Provision for synchronizing the start location of adjacent scan lines is made by supplying an optical path to a beam detector (indicated as 14). This optical path and sensor cause an electronic signal to be generated as the beam crosses a predetermined point a fixed distance/time from the desired start of the printed line. One method involves returning beam 22 to a sensor (not shown) resident in the beam source 1 via the prescan optics, lenses 2 and 3. This method makes use of reflection of the beam from the scan mirror 5 as a reflecting surface 5a normal approaches the incident beam 22 direction, the reflected beam then passes back through the prescan lenses 2 and 3 into the source housing, and strikes the sensor which is resident in the beam source. A second method of providing beam detection for scan start synchronization is to mold an appropriately oriented reflecting (total internal reflection) surface onto or near the end of the exit surface (13) to retro-reflect the beam toward a sensor placed within or on the surface of the molded part. This allows optical distance from the scan mirror to the beam sensor to closely approximate or exceed that to the print line, thus allowing accurate beam position determination.
The disclosed embodiment features a monolithic optical element 20 moldable from optical grade plastics with current technologies, capable of providing a high quality scan line when used with available scan mirrors and beam sources. The use of low index of refraction materials is compensated by folding the longer optical path using totally internally reflecting surfaces. These surfaces are also used to alter beam divergence rates. A high degree of correction for scan mirror rates. A high degree of correction for scan mirror reflecting surface misorientation is provided by making the mirror facet 5a and print line optical conjugates in the process direction via surfaces 6, 7, 8, 9, 10, 11 and 13. Although the specific design detailed here uses surfaces with singly or doubly constant radii of curvature, the molding process lends itself well to some surfaces with continuously variable radii The present and future advantages of this approach include;
1. improved performance at lower cost,
2. elimination of adjustments during assembly, and
3. potential for performance enhancement at low cost using more complex surfaces.
In implementation, to mold element 20, element 20 is designed to have a nearly constant thickness to provide a uniform cooling and therefore more accurate and consistent results. This gives the element 20 a bulge around the bottom, and does not change the optical surfaces, which are on the top.

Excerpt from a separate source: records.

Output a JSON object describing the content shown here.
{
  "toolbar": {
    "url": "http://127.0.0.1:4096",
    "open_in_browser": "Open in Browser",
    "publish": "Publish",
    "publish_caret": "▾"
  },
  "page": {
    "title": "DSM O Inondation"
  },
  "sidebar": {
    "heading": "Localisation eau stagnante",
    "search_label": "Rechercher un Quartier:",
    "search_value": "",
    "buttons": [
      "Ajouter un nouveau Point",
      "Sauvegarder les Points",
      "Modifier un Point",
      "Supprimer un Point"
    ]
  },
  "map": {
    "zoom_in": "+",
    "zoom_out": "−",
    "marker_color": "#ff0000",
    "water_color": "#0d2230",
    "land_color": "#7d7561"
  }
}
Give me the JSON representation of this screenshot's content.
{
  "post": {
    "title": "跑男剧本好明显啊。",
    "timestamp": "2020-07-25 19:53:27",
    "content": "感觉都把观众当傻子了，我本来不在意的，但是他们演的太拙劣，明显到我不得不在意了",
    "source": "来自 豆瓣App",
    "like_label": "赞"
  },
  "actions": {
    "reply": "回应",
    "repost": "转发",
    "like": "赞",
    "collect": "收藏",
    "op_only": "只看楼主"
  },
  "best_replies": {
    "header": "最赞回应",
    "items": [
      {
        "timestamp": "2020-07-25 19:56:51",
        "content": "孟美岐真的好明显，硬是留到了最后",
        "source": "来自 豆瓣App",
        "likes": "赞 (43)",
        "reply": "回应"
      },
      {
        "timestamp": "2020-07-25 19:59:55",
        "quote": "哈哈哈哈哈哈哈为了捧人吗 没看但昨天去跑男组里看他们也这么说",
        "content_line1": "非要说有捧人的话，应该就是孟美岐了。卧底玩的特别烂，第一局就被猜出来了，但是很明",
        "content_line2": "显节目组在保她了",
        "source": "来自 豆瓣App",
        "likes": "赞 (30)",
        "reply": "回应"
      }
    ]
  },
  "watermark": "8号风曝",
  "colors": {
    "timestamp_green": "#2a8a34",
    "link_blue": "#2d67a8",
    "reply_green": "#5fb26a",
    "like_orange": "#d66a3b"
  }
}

Although the mirror surfaces 5a of this embodiment are flat, in other designs they could be shaped to achieve optical effects which participate in an optical system as a whole as described in application.